WHAT NEEDS TO BE DONE =
Please return each entry that follows exactly as written, and keep the pictures out.

DATA IN THIS EXERCISE =
◇ ◇ ◇ ◇ ◇

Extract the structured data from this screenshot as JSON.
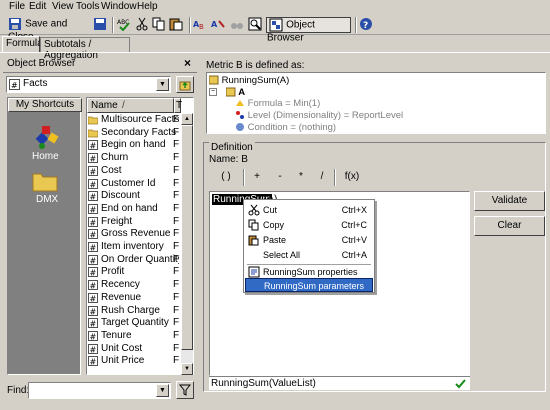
{
  "menu": [
    "File",
    "Edit",
    "View",
    "Tools",
    "Window",
    "Help"
  ],
  "toolbar": {
    "save_close": "Save and Close",
    "object_browser": "Object Browser"
  },
  "tabs": [
    "Formula",
    "Subtotals / Aggregation"
  ],
  "object_browser": {
    "title": "Object Browser",
    "close": "×",
    "combo_value": "Facts",
    "shortcuts_header": "My Shortcuts",
    "shortcuts": [
      "Home",
      "DMX"
    ],
    "col_name": "Name",
    "col_sort": "/",
    "col_type": "T",
    "items": [
      {
        "name": "Multisource Facts",
        "type": "F",
        "icon": "folder"
      },
      {
        "name": "Secondary Facts",
        "type": "F",
        "icon": "folder"
      },
      {
        "name": "Begin on hand",
        "type": "F",
        "icon": "fact"
      },
      {
        "name": "Churn",
        "type": "F",
        "icon": "fact"
      },
      {
        "name": "Cost",
        "type": "F",
        "icon": "fact"
      },
      {
        "name": "Customer Id",
        "type": "F",
        "icon": "fact"
      },
      {
        "name": "Discount",
        "type": "F",
        "icon": "fact"
      },
      {
        "name": "End on hand",
        "type": "F",
        "icon": "fact"
      },
      {
        "name": "Freight",
        "type": "F",
        "icon": "fact"
      },
      {
        "name": "Gross Revenue",
        "type": "F",
        "icon": "fact"
      },
      {
        "name": "Item inventory",
        "type": "F",
        "icon": "fact"
      },
      {
        "name": "On Order Quantity",
        "type": "F",
        "icon": "fact"
      },
      {
        "name": "Profit",
        "type": "F",
        "icon": "fact"
      },
      {
        "name": "Recency",
        "type": "F",
        "icon": "fact"
      },
      {
        "name": "Revenue",
        "type": "F",
        "icon": "fact"
      },
      {
        "name": "Rush Charge",
        "type": "F",
        "icon": "fact"
      },
      {
        "name": "Target Quantity",
        "type": "F",
        "icon": "fact"
      },
      {
        "name": "Tenure",
        "type": "F",
        "icon": "fact"
      },
      {
        "name": "Unit Cost",
        "type": "F",
        "icon": "fact"
      },
      {
        "name": "Unit Price",
        "type": "F",
        "icon": "fact"
      }
    ],
    "find_label": "Find:",
    "find_value": ""
  },
  "metric": {
    "label": "Metric  B  is defined as:",
    "root": "RunningSum(A)",
    "child": "A",
    "props": [
      "Formula = Min(1)",
      "Level (Dimensionality) = ReportLevel",
      "Condition = (nothing)"
    ]
  },
  "definition": {
    "group_label": "Definition",
    "name_label": "Name:  B",
    "operators": [
      "( )",
      "+",
      "-",
      "*",
      "/",
      "f(x)"
    ],
    "editor_text": "RunningSum",
    "editor_suffix": "(A)",
    "status_text": "RunningSum(ValueList)"
  },
  "buttons": {
    "validate": "Validate",
    "clear": "Clear"
  },
  "context_menu": {
    "items": [
      {
        "label": "Cut",
        "shortcut": "Ctrl+X",
        "icon": "scissors",
        "disabled": false
      },
      {
        "label": "Copy",
        "shortcut": "Ctrl+C",
        "icon": "copy",
        "disabled": false
      },
      {
        "label": "Paste",
        "shortcut": "Ctrl+V",
        "icon": "paste",
        "disabled": false
      },
      {
        "label": "Select All",
        "shortcut": "Ctrl+A",
        "icon": "",
        "disabled": false
      },
      {
        "label": "RunningSum properties",
        "shortcut": "",
        "icon": "properties",
        "disabled": false
      },
      {
        "label": "RunningSum parameters",
        "shortcut": "",
        "icon": "",
        "disabled": false
      }
    ]
  },
  "colors": {
    "selection": "#316ac5",
    "chrome": "#d4d0c8"
  }
}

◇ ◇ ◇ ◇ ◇

YOUR SOLUTION =
Extract the structured data from this screenshot as JSON.
{
  "menu": [
    "File",
    "Edit",
    "View",
    "Tools",
    "Window",
    "Help"
  ],
  "toolbar": {
    "save_close": "Save and Close",
    "object_browser": "Object Browser"
  },
  "tabs": [
    "Formula",
    "Subtotals / Aggregation"
  ],
  "object_browser": {
    "title": "Object Browser",
    "close": "×",
    "combo_value": "Facts",
    "shortcuts_header": "My Shortcuts",
    "shortcuts": [
      "Home",
      "DMX"
    ],
    "col_name": "Name",
    "col_sort": "/",
    "col_type": "T",
    "items": [
      {
        "name": "Multisource Facts",
        "type": "F",
        "icon": "folder"
      },
      {
        "name": "Secondary Facts",
        "type": "F",
        "icon": "folder"
      },
      {
        "name": "Begin on hand",
        "type": "F",
        "icon": "fact"
      },
      {
        "name": "Churn",
        "type": "F",
        "icon": "fact"
      },
      {
        "name": "Cost",
        "type": "F",
        "icon": "fact"
      },
      {
        "name": "Customer Id",
        "type": "F",
        "icon": "fact"
      },
      {
        "name": "Discount",
        "type": "F",
        "icon": "fact"
      },
      {
        "name": "End on hand",
        "type": "F",
        "icon": "fact"
      },
      {
        "name": "Freight",
        "type": "F",
        "icon": "fact"
      },
      {
        "name": "Gross Revenue",
        "type": "F",
        "icon": "fact"
      },
      {
        "name": "Item inventory",
        "type": "F",
        "icon": "fact"
      },
      {
        "name": "On Order Quantity",
        "type": "F",
        "icon": "fact"
      },
      {
        "name": "Profit",
        "type": "F",
        "icon": "fact"
      },
      {
        "name": "Recency",
        "type": "F",
        "icon": "fact"
      },
      {
        "name": "Revenue",
        "type": "F",
        "icon": "fact"
      },
      {
        "name": "Rush Charge",
        "type": "F",
        "icon": "fact"
      },
      {
        "name": "Target Quantity",
        "type": "F",
        "icon": "fact"
      },
      {
        "name": "Tenure",
        "type": "F",
        "icon": "fact"
      },
      {
        "name": "Unit Cost",
        "type": "F",
        "icon": "fact"
      },
      {
        "name": "Unit Price",
        "type": "F",
        "icon": "fact"
      }
    ],
    "find_label": "Find:",
    "find_value": ""
  },
  "metric": {
    "label": "Metric  B  is defined as:",
    "root": "RunningSum(A)",
    "child": "A",
    "props": [
      "Formula = Min(1)",
      "Level (Dimensionality) = ReportLevel",
      "Condition = (nothing)"
    ]
  },
  "definition": {
    "group_label": "Definition",
    "name_label": "Name:  B",
    "operators": [
      "( )",
      "+",
      "-",
      "*",
      "/",
      "f(x)"
    ],
    "editor_text": "RunningSum",
    "editor_suffix": "(A)",
    "status_text": "RunningSum(ValueList)"
  },
  "buttons": {
    "validate": "Validate",
    "clear": "Clear"
  },
  "context_menu": {
    "items": [
      {
        "label": "Cut",
        "shortcut": "Ctrl+X",
        "icon": "scissors",
        "disabled": false
      },
      {
        "label": "Copy",
        "shortcut": "Ctrl+C",
        "icon": "copy",
        "disabled": false
      },
      {
        "label": "Paste",
        "shortcut": "Ctrl+V",
        "icon": "paste",
        "disabled": false
      },
      {
        "label": "Select All",
        "shortcut": "Ctrl+A",
        "icon": "",
        "disabled": false
      },
      {
        "label": "RunningSum properties",
        "shortcut": "",
        "icon": "properties",
        "disabled": false
      },
      {
        "label": "RunningSum parameters",
        "shortcut": "",
        "icon": "",
        "disabled": false
      }
    ]
  },
  "colors": {
    "selection": "#316ac5",
    "chrome": "#d4d0c8"
  }
}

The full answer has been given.